(Data about app and page elements)
━━━━
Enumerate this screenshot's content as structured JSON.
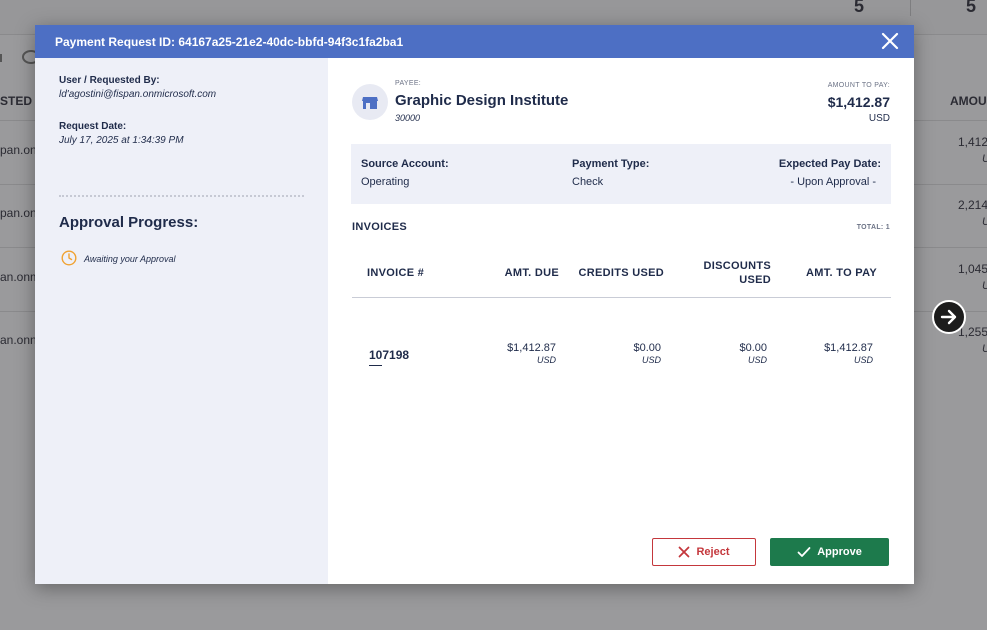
{
  "background": {
    "top_numbers": [
      "5",
      "5"
    ],
    "col_left_header": "STED B",
    "col_right_header": "AMOU",
    "rows": [
      {
        "left": "pan.onn",
        "right": "1,412.",
        "unit": "U"
      },
      {
        "left": "pan.onn",
        "right": "2,214",
        "unit": "U"
      },
      {
        "left": "an.onm",
        "right": "1,045.",
        "unit": "U"
      },
      {
        "left": "an.onn",
        "right": "1,255.",
        "unit": "U"
      }
    ]
  },
  "modal": {
    "title": "Payment Request ID: 64167a25-21e2-40dc-bbfd-94f3c1fa2ba1",
    "requested_by_label": "User / Requested By:",
    "requested_by_value": "ld'agostini@fispan.onmicrosoft.com",
    "request_date_label": "Request Date:",
    "request_date_value": "July 17, 2025 at 1:34:39 PM",
    "approval_progress_label": "Approval Progress:",
    "approval_status": "Awaiting your Approval",
    "payee_caption": "PAYEE:",
    "payee_name": "Graphic Design Institute",
    "payee_id": "30000",
    "amount_caption": "AMOUNT TO PAY:",
    "amount_value": "$1,412.87",
    "amount_currency": "USD",
    "source_account_label": "Source Account:",
    "source_account_value": "Operating",
    "payment_type_label": "Payment Type:",
    "payment_type_value": "Check",
    "expected_pay_date_label": "Expected Pay Date:",
    "expected_pay_date_value": "- Upon Approval -",
    "invoices_title": "INVOICES",
    "invoices_total": "TOTAL: 1",
    "columns": {
      "invoice": "INVOICE #",
      "amt_due": "AMT. DUE",
      "credits": "CREDITS USED",
      "discounts_line1": "DISCOUNTS",
      "discounts_line2": "USED",
      "amt_to_pay": "AMT. TO PAY"
    },
    "invoice_row": {
      "number": "107198",
      "amt_due": "$1,412.87",
      "credits": "$0.00",
      "discounts": "$0.00",
      "amt_to_pay": "$1,412.87",
      "currency": "USD"
    },
    "reject_label": "Reject",
    "approve_label": "Approve"
  },
  "colors": {
    "header_blue": "#4d6fc4",
    "reject_red": "#c4373c",
    "approve_green": "#1d7a4c",
    "clock_orange": "#f0a232"
  }
}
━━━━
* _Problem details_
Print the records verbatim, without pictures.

* _Solved exercise_
Enumerate this screenshot's content as structured JSON.
{
  "background": {
    "top_numbers": [
      "5",
      "5"
    ],
    "col_left_header": "STED B",
    "col_right_header": "AMOU",
    "rows": [
      {
        "left": "pan.onn",
        "right": "1,412.",
        "unit": "U"
      },
      {
        "left": "pan.onn",
        "right": "2,214",
        "unit": "U"
      },
      {
        "left": "an.onm",
        "right": "1,045.",
        "unit": "U"
      },
      {
        "left": "an.onn",
        "right": "1,255.",
        "unit": "U"
      }
    ]
  },
  "modal": {
    "title": "Payment Request ID: 64167a25-21e2-40dc-bbfd-94f3c1fa2ba1",
    "requested_by_label": "User / Requested By:",
    "requested_by_value": "ld'agostini@fispan.onmicrosoft.com",
    "request_date_label": "Request Date:",
    "request_date_value": "July 17, 2025 at 1:34:39 PM",
    "approval_progress_label": "Approval Progress:",
    "approval_status": "Awaiting your Approval",
    "payee_caption": "PAYEE:",
    "payee_name": "Graphic Design Institute",
    "payee_id": "30000",
    "amount_caption": "AMOUNT TO PAY:",
    "amount_value": "$1,412.87",
    "amount_currency": "USD",
    "source_account_label": "Source Account:",
    "source_account_value": "Operating",
    "payment_type_label": "Payment Type:",
    "payment_type_value": "Check",
    "expected_pay_date_label": "Expected Pay Date:",
    "expected_pay_date_value": "- Upon Approval -",
    "invoices_title": "INVOICES",
    "invoices_total": "TOTAL: 1",
    "columns": {
      "invoice": "INVOICE #",
      "amt_due": "AMT. DUE",
      "credits": "CREDITS USED",
      "discounts_line1": "DISCOUNTS",
      "discounts_line2": "USED",
      "amt_to_pay": "AMT. TO PAY"
    },
    "invoice_row": {
      "number": "107198",
      "amt_due": "$1,412.87",
      "credits": "$0.00",
      "discounts": "$0.00",
      "amt_to_pay": "$1,412.87",
      "currency": "USD"
    },
    "reject_label": "Reject",
    "approve_label": "Approve"
  },
  "colors": {
    "header_blue": "#4d6fc4",
    "reject_red": "#c4373c",
    "approve_green": "#1d7a4c",
    "clock_orange": "#f0a232"
  }
}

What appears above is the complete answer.